__Directions__.
List each line of the data in which the string "iPhone" appears.

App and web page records
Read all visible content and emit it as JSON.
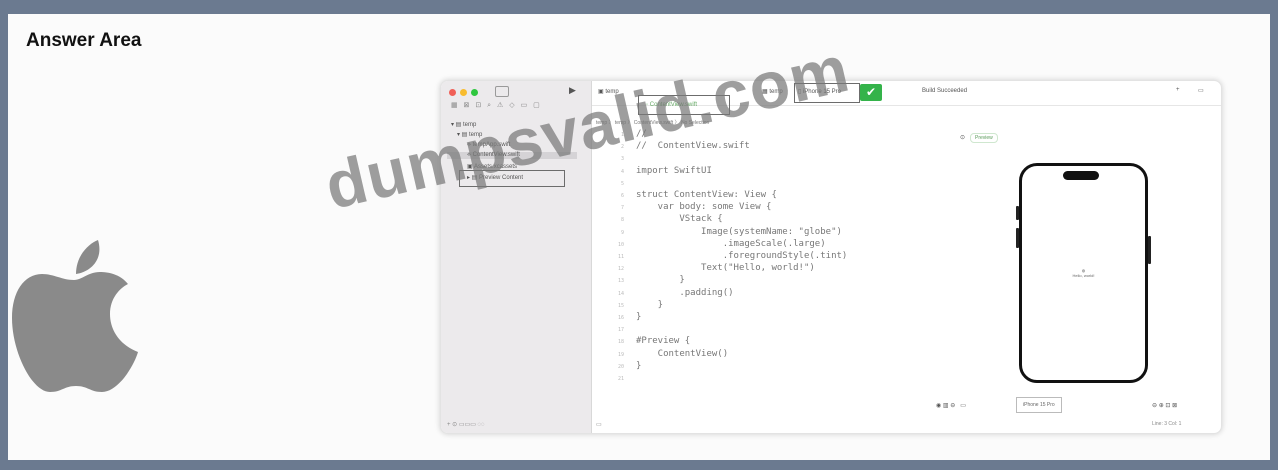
{
  "answer_area": {
    "title": "Answer Area"
  },
  "icons": {
    "apple": "apple-logo-icon",
    "check": "checkmark-icon",
    "play": "play-icon"
  },
  "colors": {
    "frame_border": "#6b7a90",
    "check_badge": "#34b34a",
    "watermark": "#787878"
  },
  "xcode": {
    "tab_project": "temp",
    "tab_scheme": "temp",
    "tab_destination": "iPhone 15 Pro",
    "status": "Build Succeeded",
    "jump_bar": "temp 〉 temp 〉 ContentView.swift 〉 No Selection",
    "navigator": [
      {
        "label": "temp"
      },
      {
        "label": "temp"
      },
      {
        "label": "tempApp.swift"
      },
      {
        "label": "ContentView.swift"
      },
      {
        "label": "Assets.xcassets"
      },
      {
        "label": "Preview Content"
      }
    ],
    "code_lines": [
      {
        "num": "1",
        "text": "//"
      },
      {
        "num": "2",
        "text": "//  ContentView.swift"
      },
      {
        "num": "3",
        "text": ""
      },
      {
        "num": "4",
        "text": "import SwiftUI"
      },
      {
        "num": "5",
        "text": ""
      },
      {
        "num": "6",
        "text": "struct ContentView: View {"
      },
      {
        "num": "7",
        "text": "    var body: some View {"
      },
      {
        "num": "8",
        "text": "        VStack {"
      },
      {
        "num": "9",
        "text": "            Image(systemName: \"globe\")"
      },
      {
        "num": "10",
        "text": "                .imageScale(.large)"
      },
      {
        "num": "11",
        "text": "                .foregroundStyle(.tint)"
      },
      {
        "num": "12",
        "text": "            Text(\"Hello, world!\")"
      },
      {
        "num": "13",
        "text": "        }"
      },
      {
        "num": "14",
        "text": "        .padding()"
      },
      {
        "num": "15",
        "text": "    }"
      },
      {
        "num": "16",
        "text": "}"
      },
      {
        "num": "17",
        "text": ""
      },
      {
        "num": "18",
        "text": "#Preview {"
      },
      {
        "num": "19",
        "text": "    ContentView()"
      },
      {
        "num": "20",
        "text": "}"
      },
      {
        "num": "21",
        "text": ""
      }
    ],
    "preview_chip": "Preview",
    "phone_text": "Hello, world!",
    "device_select": "iPhone 15 Pro",
    "bottom_position": "Line: 3 Col: 1"
  },
  "watermark": "dumpsvalid.com"
}
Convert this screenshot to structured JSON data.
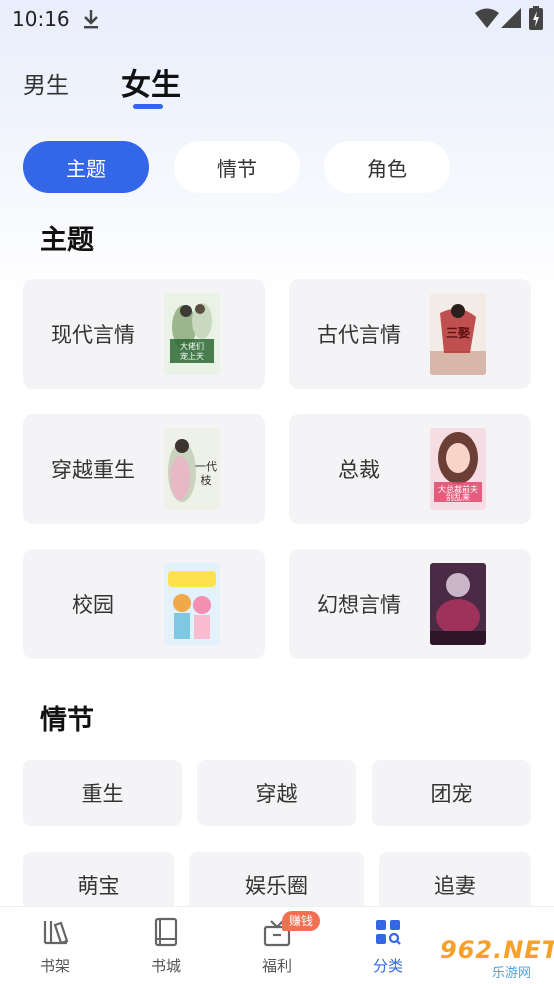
{
  "status_bar": {
    "time": "10:16"
  },
  "gender_tabs": {
    "male": "男生",
    "female": "女生"
  },
  "chips": [
    "主题",
    "情节",
    "角色"
  ],
  "sections": {
    "theme": "主题",
    "plot": "情节"
  },
  "themes": [
    {
      "label": "现代言情",
      "cover_text": "大佬们宠上天"
    },
    {
      "label": "古代言情",
      "cover_text": "三娶半"
    },
    {
      "label": "穿越重生",
      "cover_text": "一代枝"
    },
    {
      "label": "总裁",
      "cover_text": "大总裁前夫别乱来"
    },
    {
      "label": "校园",
      "cover_text": ""
    },
    {
      "label": "幻想言情",
      "cover_text": ""
    }
  ],
  "plots": [
    "重生",
    "穿越",
    "团宠",
    "萌宝",
    "娱乐圈",
    "追妻"
  ],
  "bottom_nav": [
    {
      "label": "书架",
      "icon": "bookshelf-icon"
    },
    {
      "label": "书城",
      "icon": "book-store-icon"
    },
    {
      "label": "福利",
      "icon": "gift-icon"
    },
    {
      "label": "分类",
      "icon": "category-icon"
    }
  ],
  "earn_badge": "赚钱",
  "watermark": {
    "text": "962.NET",
    "sub": "乐游网"
  },
  "colors": {
    "accent": "#3467e8",
    "badge": "#f36f52"
  }
}
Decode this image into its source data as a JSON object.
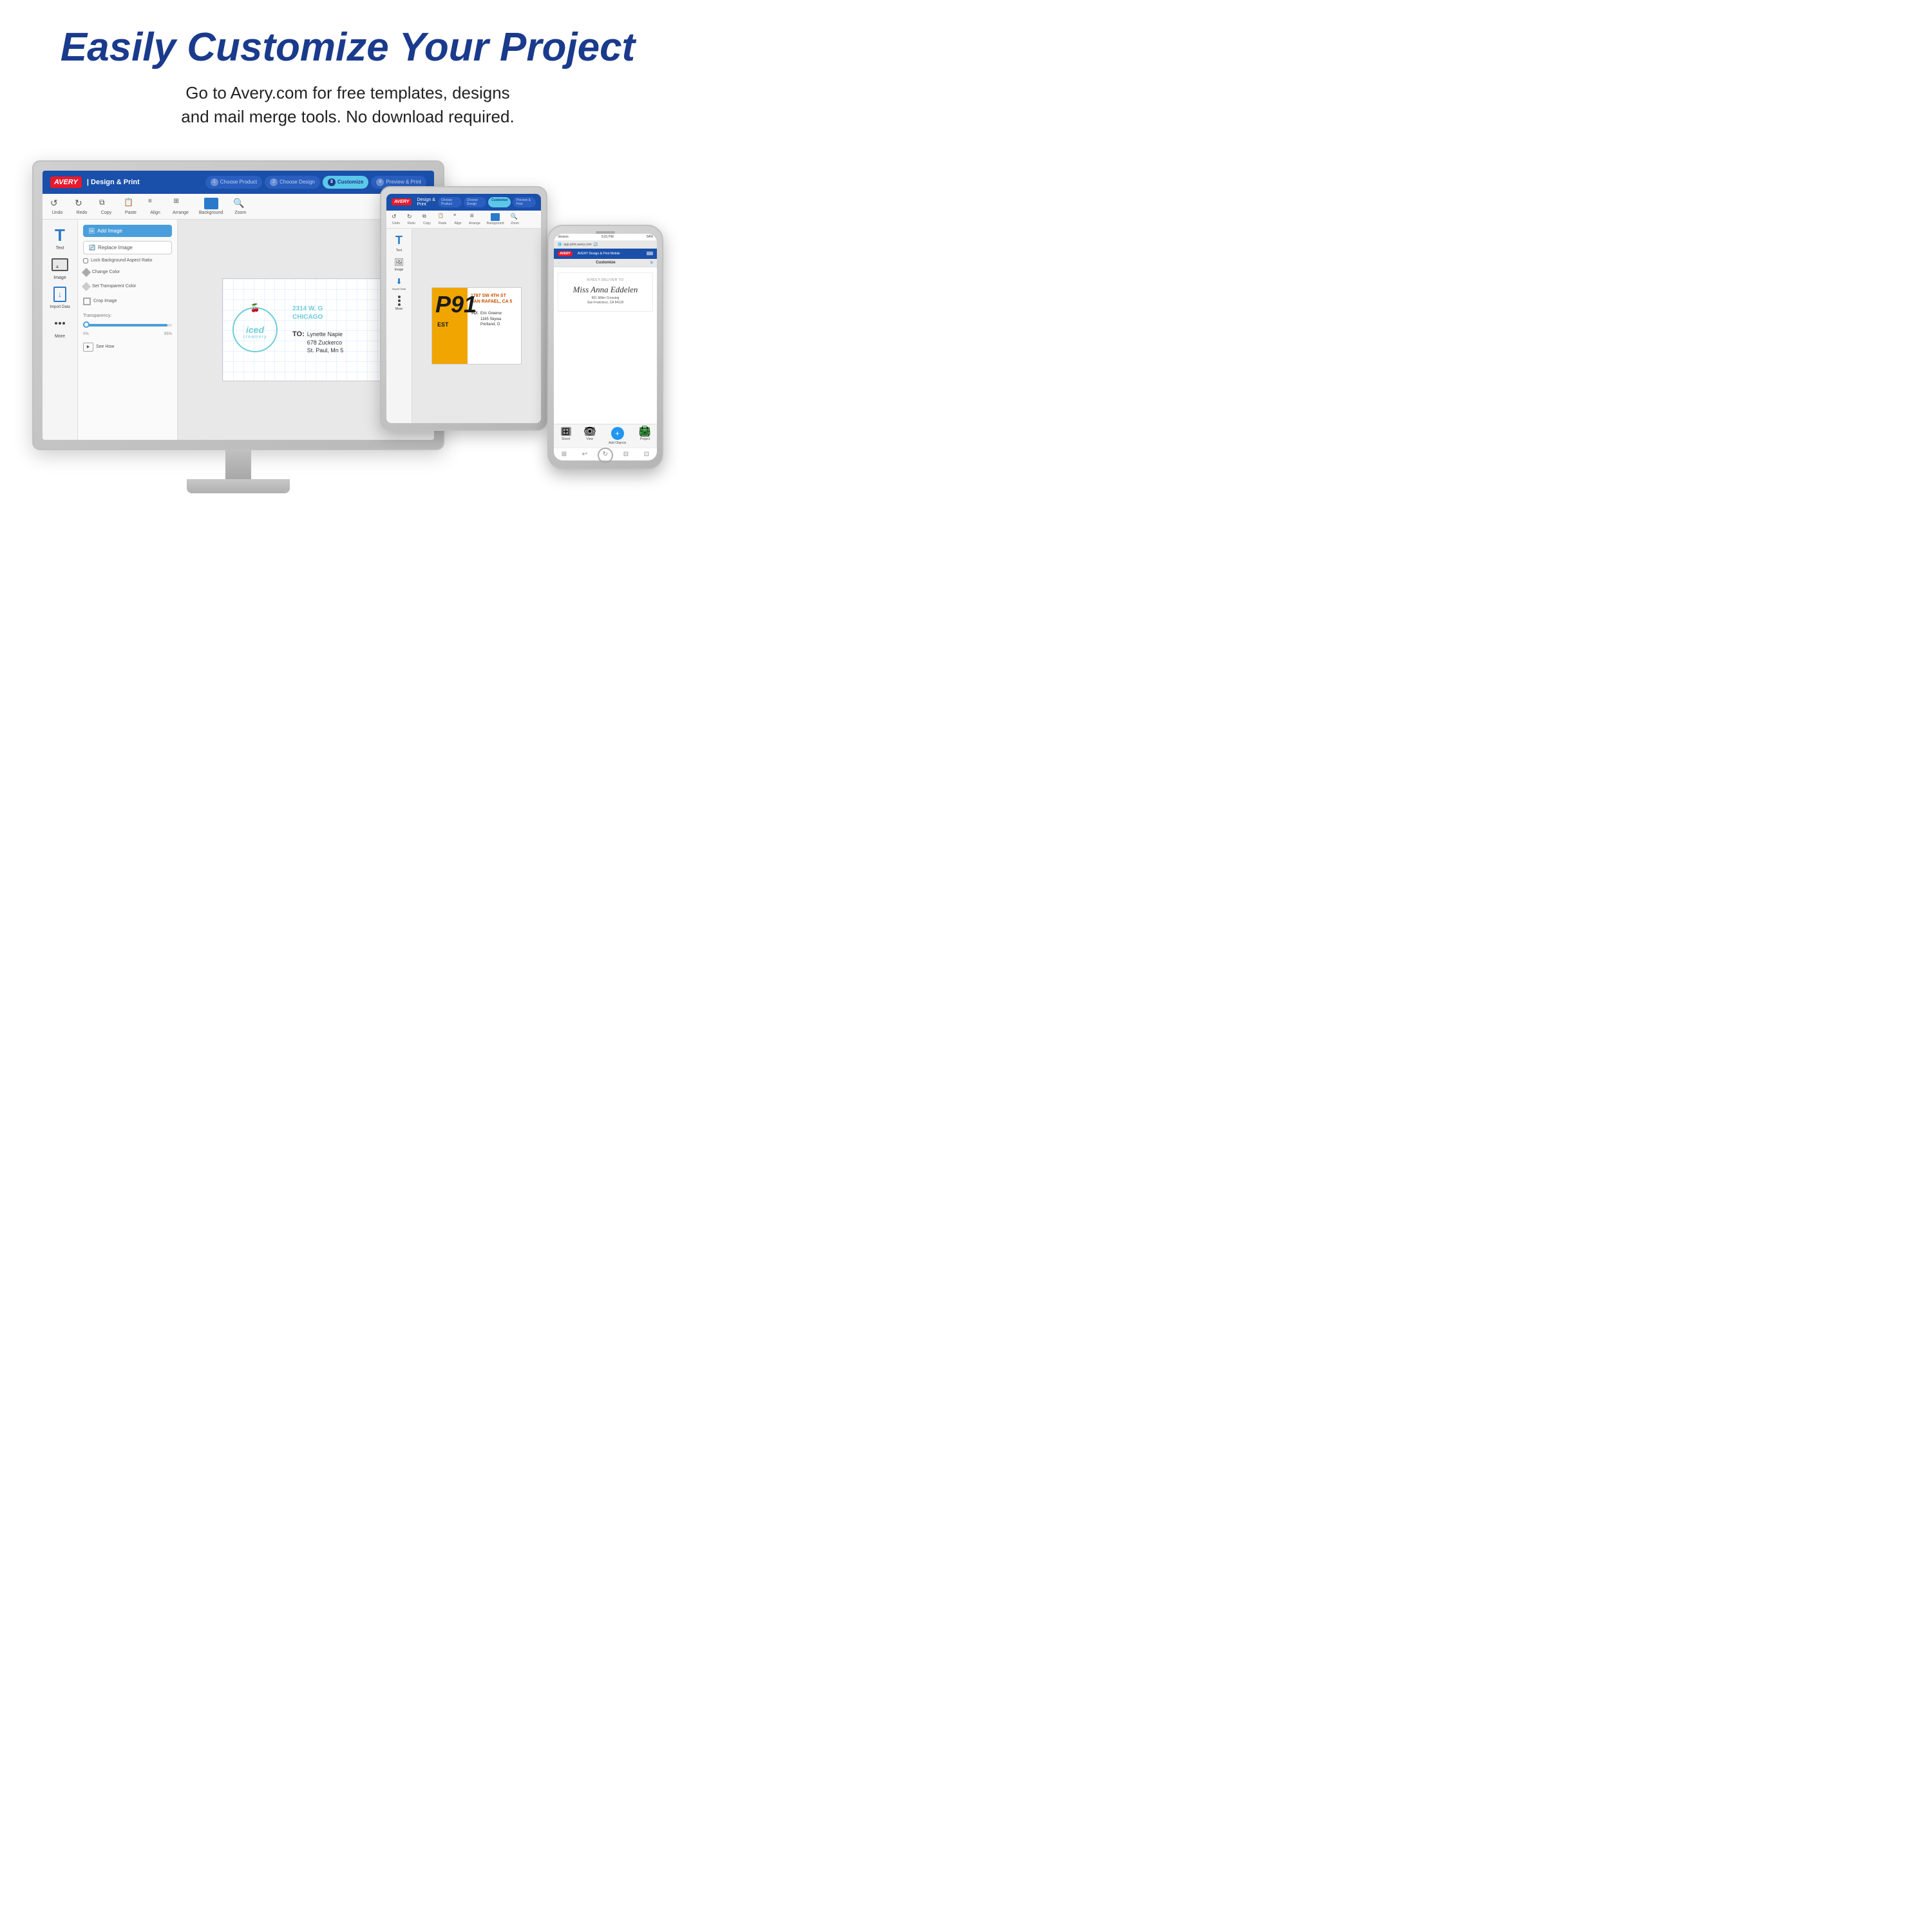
{
  "header": {
    "title": "Easily Customize Your Project",
    "subtitle_line1": "Go to Avery.com for free templates, designs",
    "subtitle_line2": "and mail merge tools. No download required."
  },
  "avery_app": {
    "logo": "AVERY",
    "logo_separator": "|",
    "app_name": "Design & Print",
    "steps": [
      {
        "num": "1",
        "label": "Choose Product"
      },
      {
        "num": "2",
        "label": "Choose Design"
      },
      {
        "num": "3",
        "label": "Customize",
        "active": true
      },
      {
        "num": "4",
        "label": "Preview & Print"
      }
    ],
    "toolbar": {
      "items": [
        "Undo",
        "Redo",
        "Copy",
        "Paste",
        "Align",
        "Arrange",
        "Background",
        "Zoom"
      ]
    },
    "sidebar_tools": [
      {
        "label": "Text",
        "type": "text"
      },
      {
        "label": "Image",
        "type": "image"
      },
      {
        "label": "Import Data",
        "type": "import"
      },
      {
        "label": "More",
        "type": "more"
      }
    ],
    "options_panel": {
      "add_image": "Add Image",
      "replace_image": "Replace Image",
      "lock_bg": "Lock Background Aspect Ratio",
      "change_color": "Change Color",
      "set_transparent": "Set Transparent Color",
      "crop_image": "Crop Image",
      "transparency_label": "Transparency:",
      "transparency_min": "0%",
      "transparency_max": "95%",
      "see_how": "See How"
    },
    "label": {
      "logo_text1": "iced",
      "logo_text2": "creamery",
      "address_line1": "2314 W. G",
      "address_line2": "CHICAGO",
      "to_label": "TO:",
      "to_name": "Lynette Napie",
      "to_address1": "678 Zuckerco",
      "to_address2": "St. Paul, Mn 5"
    }
  },
  "tablet": {
    "label_number": "P91",
    "label_est": "EST",
    "label_address": "1787 SW 4TH ST\nSAN RAFAEL, CA 5",
    "to_label": "TO:",
    "to_name": "Eric Greenw",
    "to_addr1": "1165 Skywa",
    "to_addr2": "Portland, O",
    "more_label": "More"
  },
  "phone": {
    "status": "Verizon",
    "time": "5:01 PM",
    "battery": "54%",
    "url": "app.print.avery.com",
    "app_name": "AVERY Design & Print Mobile",
    "sub_title": "Customize",
    "back": "←",
    "kindly": "KINDLY DELIVER TO",
    "name": "Miss Anna Eddelen",
    "address_line1": "901 Miller Crossing",
    "address_line2": "San Francisco, CA 94118",
    "bottom_items": [
      "Sheet",
      "View",
      "Add Objects",
      "Project"
    ],
    "nav_icons": [
      "⊞",
      "↩",
      "↻",
      "⊟",
      "⊡"
    ]
  }
}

__Written answer__.
    "tab_destination": "iPhone 15 Pro",
    "device_select": "iPhone 15 Pro",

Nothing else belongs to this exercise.